Fuster-Torres MA, Penarrocha-Diago M, Penarrocha-Oltra D, Penarrocha-Diago M. Relationships between bone density values from cone beam computed tomography, maximum insertion torque, and resonance frequency analysis at implant placement: a pilot study. Int J Oral Maxillofac Implants. 2011;26(5):1051–1056.


Kido H, Schulz EE, Kakura K, Yamamoto K, Morinaga K, Matsuura M. Human mandibular trabecular bone density correlation with mechanical strength: implications for implant dentistry.
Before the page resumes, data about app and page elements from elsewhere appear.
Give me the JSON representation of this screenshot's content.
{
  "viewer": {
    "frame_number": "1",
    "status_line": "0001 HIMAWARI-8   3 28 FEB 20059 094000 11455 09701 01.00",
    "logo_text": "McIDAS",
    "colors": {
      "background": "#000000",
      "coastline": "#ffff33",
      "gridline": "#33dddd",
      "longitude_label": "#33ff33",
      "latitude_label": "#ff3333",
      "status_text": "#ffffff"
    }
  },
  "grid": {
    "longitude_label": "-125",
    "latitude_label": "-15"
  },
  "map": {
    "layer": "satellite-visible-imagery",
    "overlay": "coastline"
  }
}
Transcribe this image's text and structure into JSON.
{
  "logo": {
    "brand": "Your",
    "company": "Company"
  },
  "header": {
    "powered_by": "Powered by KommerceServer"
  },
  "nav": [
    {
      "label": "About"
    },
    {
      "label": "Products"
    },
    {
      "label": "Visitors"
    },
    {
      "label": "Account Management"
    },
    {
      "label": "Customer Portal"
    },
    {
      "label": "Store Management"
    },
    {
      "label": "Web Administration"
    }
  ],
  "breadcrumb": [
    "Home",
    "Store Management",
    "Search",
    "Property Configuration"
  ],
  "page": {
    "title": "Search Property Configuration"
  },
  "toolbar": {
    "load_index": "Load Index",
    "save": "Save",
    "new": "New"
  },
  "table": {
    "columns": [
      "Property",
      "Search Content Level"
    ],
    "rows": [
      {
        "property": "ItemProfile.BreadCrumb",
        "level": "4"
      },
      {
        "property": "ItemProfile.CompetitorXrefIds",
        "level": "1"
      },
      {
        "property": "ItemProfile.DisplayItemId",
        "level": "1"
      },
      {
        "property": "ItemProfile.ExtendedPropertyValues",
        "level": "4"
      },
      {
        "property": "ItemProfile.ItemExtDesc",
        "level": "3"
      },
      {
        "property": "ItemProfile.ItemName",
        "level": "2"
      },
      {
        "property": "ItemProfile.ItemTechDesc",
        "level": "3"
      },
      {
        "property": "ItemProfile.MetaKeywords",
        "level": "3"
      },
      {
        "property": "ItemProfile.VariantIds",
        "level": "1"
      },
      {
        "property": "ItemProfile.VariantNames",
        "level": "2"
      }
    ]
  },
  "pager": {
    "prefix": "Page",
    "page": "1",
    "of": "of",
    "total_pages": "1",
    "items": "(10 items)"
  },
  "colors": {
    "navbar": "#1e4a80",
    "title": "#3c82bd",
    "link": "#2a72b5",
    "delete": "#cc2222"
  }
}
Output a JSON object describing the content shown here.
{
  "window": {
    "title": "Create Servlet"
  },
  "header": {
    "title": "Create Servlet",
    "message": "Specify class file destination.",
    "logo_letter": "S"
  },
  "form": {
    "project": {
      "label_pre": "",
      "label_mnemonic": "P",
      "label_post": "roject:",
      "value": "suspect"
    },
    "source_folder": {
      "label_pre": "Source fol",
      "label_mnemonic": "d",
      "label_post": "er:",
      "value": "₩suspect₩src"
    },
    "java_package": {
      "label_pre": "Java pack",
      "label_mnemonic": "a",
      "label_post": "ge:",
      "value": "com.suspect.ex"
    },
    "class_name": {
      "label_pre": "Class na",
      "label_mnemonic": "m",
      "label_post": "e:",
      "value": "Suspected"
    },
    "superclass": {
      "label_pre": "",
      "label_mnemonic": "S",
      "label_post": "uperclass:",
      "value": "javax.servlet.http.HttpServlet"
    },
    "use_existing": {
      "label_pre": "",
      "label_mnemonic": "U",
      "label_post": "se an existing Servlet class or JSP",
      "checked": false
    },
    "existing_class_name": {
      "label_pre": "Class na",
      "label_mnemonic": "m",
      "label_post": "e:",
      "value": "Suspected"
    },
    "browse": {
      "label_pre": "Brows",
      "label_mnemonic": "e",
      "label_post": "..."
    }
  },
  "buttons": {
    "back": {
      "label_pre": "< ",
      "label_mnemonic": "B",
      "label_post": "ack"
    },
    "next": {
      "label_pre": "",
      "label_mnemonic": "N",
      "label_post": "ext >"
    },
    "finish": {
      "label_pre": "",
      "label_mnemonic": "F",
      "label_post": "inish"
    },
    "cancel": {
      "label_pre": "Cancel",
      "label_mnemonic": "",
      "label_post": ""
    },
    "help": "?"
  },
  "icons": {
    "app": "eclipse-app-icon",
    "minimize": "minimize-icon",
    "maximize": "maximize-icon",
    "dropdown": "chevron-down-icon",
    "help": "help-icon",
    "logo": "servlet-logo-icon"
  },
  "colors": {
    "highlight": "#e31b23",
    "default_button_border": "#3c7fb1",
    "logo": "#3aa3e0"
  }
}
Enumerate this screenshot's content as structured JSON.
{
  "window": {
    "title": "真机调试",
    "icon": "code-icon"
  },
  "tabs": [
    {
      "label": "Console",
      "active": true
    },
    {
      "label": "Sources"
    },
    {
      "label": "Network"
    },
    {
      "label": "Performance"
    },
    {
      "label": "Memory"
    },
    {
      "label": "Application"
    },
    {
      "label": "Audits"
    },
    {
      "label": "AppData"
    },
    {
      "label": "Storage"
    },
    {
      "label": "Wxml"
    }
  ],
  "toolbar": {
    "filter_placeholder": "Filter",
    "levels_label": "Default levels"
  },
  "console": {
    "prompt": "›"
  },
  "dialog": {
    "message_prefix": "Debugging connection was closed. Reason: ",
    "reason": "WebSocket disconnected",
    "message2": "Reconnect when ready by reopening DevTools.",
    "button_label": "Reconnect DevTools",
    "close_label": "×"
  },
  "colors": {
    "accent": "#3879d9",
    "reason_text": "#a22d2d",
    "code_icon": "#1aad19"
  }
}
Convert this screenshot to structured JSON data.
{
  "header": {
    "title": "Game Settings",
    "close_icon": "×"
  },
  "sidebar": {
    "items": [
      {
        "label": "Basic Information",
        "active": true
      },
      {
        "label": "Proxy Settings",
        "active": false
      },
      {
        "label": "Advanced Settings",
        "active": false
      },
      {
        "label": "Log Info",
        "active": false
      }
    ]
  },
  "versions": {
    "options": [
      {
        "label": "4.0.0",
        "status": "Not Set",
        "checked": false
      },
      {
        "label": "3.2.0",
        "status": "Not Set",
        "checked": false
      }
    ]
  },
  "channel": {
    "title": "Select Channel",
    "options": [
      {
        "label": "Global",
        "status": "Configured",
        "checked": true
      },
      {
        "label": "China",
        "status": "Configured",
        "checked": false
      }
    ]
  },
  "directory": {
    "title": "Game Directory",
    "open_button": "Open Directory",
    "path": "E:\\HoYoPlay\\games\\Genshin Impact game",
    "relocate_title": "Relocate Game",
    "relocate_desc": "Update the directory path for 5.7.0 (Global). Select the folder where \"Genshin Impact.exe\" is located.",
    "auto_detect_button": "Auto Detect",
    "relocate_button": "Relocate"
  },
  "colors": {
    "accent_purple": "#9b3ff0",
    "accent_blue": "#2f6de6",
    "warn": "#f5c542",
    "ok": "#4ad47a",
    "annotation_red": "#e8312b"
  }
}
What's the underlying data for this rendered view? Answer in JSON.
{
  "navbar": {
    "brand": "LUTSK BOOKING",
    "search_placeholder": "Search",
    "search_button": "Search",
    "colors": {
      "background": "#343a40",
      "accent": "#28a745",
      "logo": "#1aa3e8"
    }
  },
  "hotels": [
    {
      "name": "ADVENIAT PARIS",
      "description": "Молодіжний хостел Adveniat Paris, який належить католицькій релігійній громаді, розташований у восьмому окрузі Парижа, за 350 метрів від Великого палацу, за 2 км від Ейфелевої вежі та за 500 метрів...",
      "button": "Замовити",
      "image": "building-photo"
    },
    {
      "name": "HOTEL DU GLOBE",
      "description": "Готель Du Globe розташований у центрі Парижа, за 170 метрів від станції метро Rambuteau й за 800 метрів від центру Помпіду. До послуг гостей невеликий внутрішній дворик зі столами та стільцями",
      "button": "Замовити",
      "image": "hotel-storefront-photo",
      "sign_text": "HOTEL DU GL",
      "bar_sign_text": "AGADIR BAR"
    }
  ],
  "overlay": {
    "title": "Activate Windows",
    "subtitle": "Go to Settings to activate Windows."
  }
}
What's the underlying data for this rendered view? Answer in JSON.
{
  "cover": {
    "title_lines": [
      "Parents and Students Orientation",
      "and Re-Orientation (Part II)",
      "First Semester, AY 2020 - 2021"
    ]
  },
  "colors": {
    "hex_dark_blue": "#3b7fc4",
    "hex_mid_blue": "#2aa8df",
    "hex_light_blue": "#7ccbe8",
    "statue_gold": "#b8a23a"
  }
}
Implant Dent. 2011;20(4):323–326.


Munakata M, Tachikawa N, Honda E, Shiota M, Kasugai S. Influence of menopause on mandibular bone quantity and quality in Japanese women receiving dental implants. Arch Osteoporos. 2011;6:51–57.


Pommer B, Hof M, Fadler A, Gahleitner A, Watzek G, Watzak G. Primary implant stability in the atrophic sinus floor of human cadaver maxillae: impact of residual ridge height, bone density, and implant diameter. Clin Oral Implants Res. 2014;25(2):e109–e113.


Turkyilmaz I, McGlumphy EA. Influence of bone density on implant stability parameters and implant success: a retrospective clinical study. BMC Oral Health. 2008;8:32.


Gulsahi A, Paksoy CS, Ozden S, Kucuk NO, Cebeci AR, Genc Y. Assessment of bone mineral density in the jaws and its relationship to radiomorphometric indices. Dentomaxillofac Radiol. 2010;39(5):284–289.


Horner K, Devlin H, Alsop CW, Hodgkinson IM, Adams JE. Mandibular bone mineral density as a predictor of skeletal osteoporosis. Br J Radiol. 1996;69(827):1019–1025.


Maricic M. Use of DXA-based technology for detection and assessment of risk of vertebral fracture in rheumatology practice. Curr Rheumatol Rep. 2014;16(8):436.

Creative Commons License © 2015 The Author(s). This work is published and licensed by Dove Medical Press Limited. The full terms of this license are available at and incorporate the Creative Commons Attribution - Non Commercial (unported, v3.0) License. By accessing the work you hereby accept the Terms. Non-commercial uses of the work are permitted without any further permission from Dove Medical Press Limited, provided the work is properly attributed. For permission for commercial use of this work, please see paragraphs 4.2 and 5 of our Terms.